Selective Stimulation of the Vagus Nerve for the Mitigation of Laryngeal Side Effects

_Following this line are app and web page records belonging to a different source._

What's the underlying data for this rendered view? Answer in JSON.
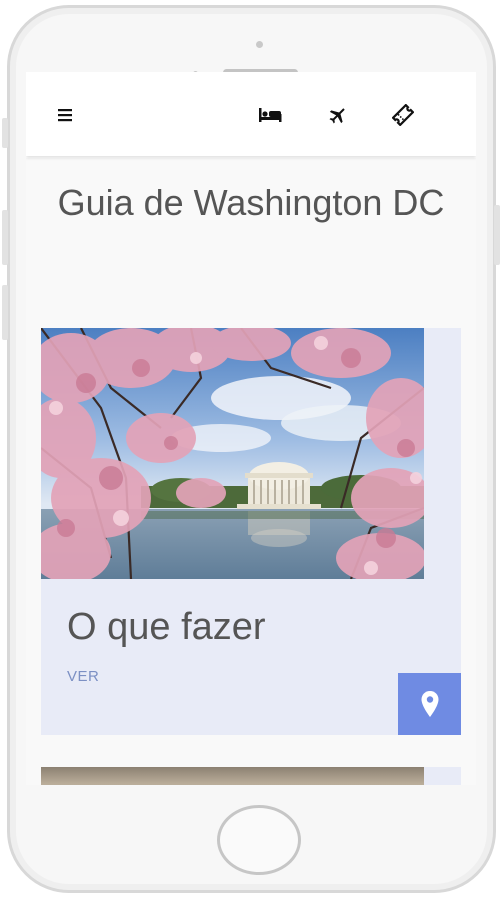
{
  "colors": {
    "card_background": "#e8ebf7",
    "accent": "#6f8be3",
    "link": "#7c90c4",
    "title_text": "#555555"
  },
  "appbar": {
    "icons": [
      "menu-icon",
      "hotel-bed-icon",
      "flight-icon",
      "ticket-icon"
    ]
  },
  "page": {
    "title": "Guia de Washington DC"
  },
  "cards": [
    {
      "title": "O que fazer",
      "link_label": "VER",
      "image": "cherry-blossoms-jefferson-memorial",
      "action_icon": "location-pin-icon"
    }
  ]
}
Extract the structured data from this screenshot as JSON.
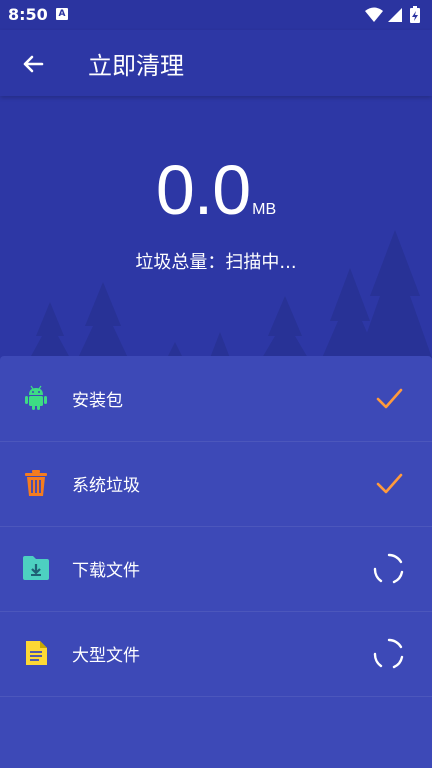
{
  "status_bar": {
    "time": "8:50",
    "notification_letter": "A"
  },
  "toolbar": {
    "title": "立即清理",
    "back_icon": "arrow-left-icon"
  },
  "summary": {
    "size_value": "0.0",
    "size_unit": "MB",
    "total_text": "垃圾总量：扫描中..."
  },
  "categories": [
    {
      "label": "安装包",
      "icon": "android-icon",
      "status": "done",
      "icon_color": "#3ddc84"
    },
    {
      "label": "系统垃圾",
      "icon": "trash-icon",
      "status": "done",
      "icon_color": "#f57c1f"
    },
    {
      "label": "下载文件",
      "icon": "download-folder-icon",
      "status": "scanning",
      "icon_color": "#4dd0c1"
    },
    {
      "label": "大型文件",
      "icon": "document-icon",
      "status": "scanning",
      "icon_color": "#fdd835"
    }
  ],
  "colors": {
    "background": "#2d37a5",
    "panel": "#3d49b7",
    "check": "#ff9a3c"
  }
}
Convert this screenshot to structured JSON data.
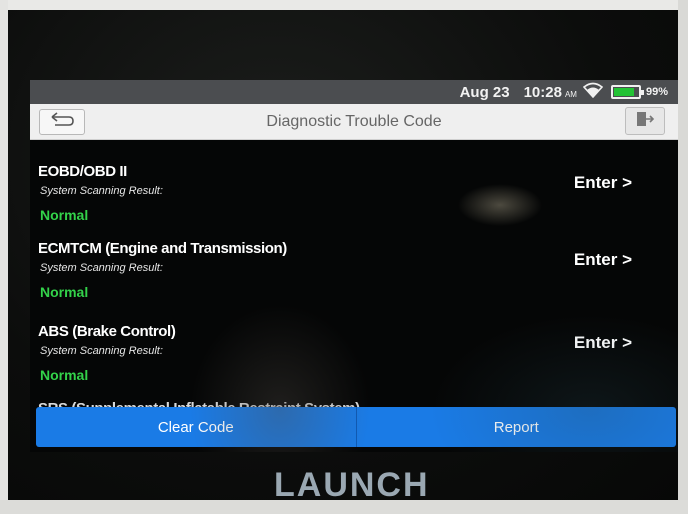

Vagus nerve stimulation (VNS) is an FDA-approved treatment for epilepsy and depression. VNS is further being investigated for a number of other maladies, including tinnitus, Crohn’s disease, and heart failure. While the mechanism of action is only partially understood, it involves the activation of visceral afferent fibers from organs like the heart, lungs, and gut to elicit changes in the brain via connections with the nucleus of the solitary tract. While effective, adverse effects limit the ability to provide stimulation to the nerve, as stimulation parameters are titrated to maximum tolerable levels. Some side effects, particularly dysphonia, the most common side effect, are mediated by stimulation of the fibers of the recurrent laryngeal nerve (RLN) branch. Therefore, VNS can be made more tolerable and possibly more efficacious if the stimulation of RLN fibers could be avoided. In this study, we utilize multi-contact electrode cuffs in the vagus nerve of the rat to restrict the volume of stimulation in order to avoid the fibers of the RLN. A morphometric analysis was performed on semi-thin sections of the main fascicle of the cervical vagus nerve. Clustering algorithms are used to determine that at the level of implantation in the rat, large myelinated fibers, which likely branch off with the RLN, cluster together in bundles that may be avoided. Additionally, small myelinated fibers, which are more likely to be the visceral afferent fibers that lend clinical efficacy to the treatment, are found to have their own regions of high density within the nerve. The data suggests that spatial targeting for the mitigation of laryngeal side effects might be possible by avoiding the stimulation of clusters of large myelinated fibers. Different spatial configurations of a multi-contact nerve cuff were used to stimulate the vagus nerve at different locations around the periphery of the nerve. Compound action potentials were recorded on a proximal site along the vagus nerve, and a distal site along the RLN. Examples of selective stimulation are analyzed and presented. Results show that selectivity of vagal activation, defined as the ability to stimulate small myelinated fibers in the VN while minimizing RLN activation, is possible with a multi-contact electrode cuff. This is further confirmed by looking at the distribution of large myelinated fibers relative to the placement of the electrode cuff in the harvested nerves of stimulated animals. However, the electrode configuration necessary for optimal selectivity is random, as knowledge of the location of fiber clusters in the nerve cannot be determined before implantation. In summary, the main fascicle of the rat cervical vagus nerve is organized such that large myelinated fibers and small myelinated fibers tend to cluster with each other and occupy separate regions of space in the nerve cross-section. A multi-contact electrode cuff can be used to selectively activate bundles of small myelinated fibers to avoid adverse laryngeal effects. Similar designs may be able to be translated into the clinic, where the selection of the ideal electrode configuration can be integrated into the already existing titration system for the determination of optimal stimulation parameters.